There are two main reasons why I returned the lens. Both have to do with my expectations regarding a $2,000 lens. The first and most significant reason is the autofocus issues, about which I’ll go into more detail below. The second is that I constantly found myself wanting a wider or narrower perspective when using the lens for a given scene; 24mm was rarely “perfect” when I was standing on a cliff edge along Hwy 101 or trying to get the Milky Way in the frame when shooting the night sky, where zooming with my feet wasn’t an option. To that end, a 24mm prime just doesn’t seem to be one of “my” focal lengths (it may be perfect for you), and after a while I just had to accept that. For $2,000 I need a lens in “my” focal length or a very good zoom that has my focal lengths.
Now, the autofocus problems. In his (pay-to-subscribe) review, Lloyd Chambers went into great detail – and provided lots of examples – of his copy (or copies) of the lens significantly and repeatedly missing focus. As in, he’d put the focus point on a clearly visible, high contrast subject in the center of the frame and have the lens lock and confirm focus, then fire a shot, and the focus would be several yards off – making the photo a total bust. I read that review, worried about the issue, but then didn’t find too many others online making a big deal out of it (most reviewers seemed much more enamored with the lens than not). I thought maybe Chambers just had a bad copy or two.
Well, it happened to me. Of the 500 shots I took while using this lens on the D800E, about 50 ended up unusable because the focus was completely missed. And that doesn’t count the many times I noticed the focus was off in the viewfinder and re-focused until the lens/camera finally nailed it. Important note here: I’ve never had this issue with any other AF lens on my D800E, and I’ve used a lot of them on both D800E bodies I’ve owned in the last two years. Lenses might hunt and might *occasionally* lock-and-miss, but this wasn’t hunting: this was locking, very quickly, on completely the wrong distance.
To me this isn’t excusable in a professional-level (gold-ringed) $2,000 lens, even “only” 10% of the time. I could have elected to return the lens for a replacement 24mm f/1.4G and seen if it was just a bad copy, but since Chambers also encountered this issue and I was often wishing for wider or narrower focal length, I decided this just wasn’t the lens for me. Given my primary usage was landscape, cityscape, and other “found”-style photography (with just a distant hope for use as portraiture and wedding in the future), it seemed like I would be better served by another lens. Which lens? Well, we’ll see – I’m figuring that out right now, and that’s a discussion for another day.

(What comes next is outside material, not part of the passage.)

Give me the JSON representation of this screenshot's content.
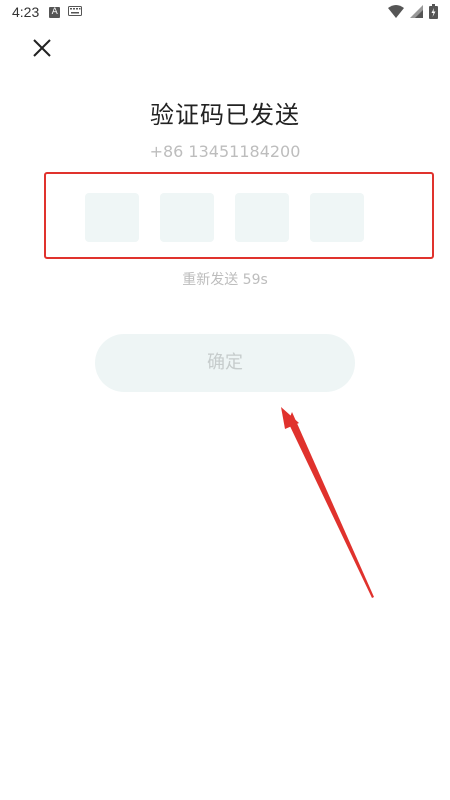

I don’t want to seem too down on this lens. It wasn’t for me but it might be perfect for you. Maybe your copy will have no AF issues and 24mm might be the perfect focal length for your style of photography. I’d just make sure to thoroughly test your copy in a variety of environments before the return period runs out, and make sure that AF behaves itself.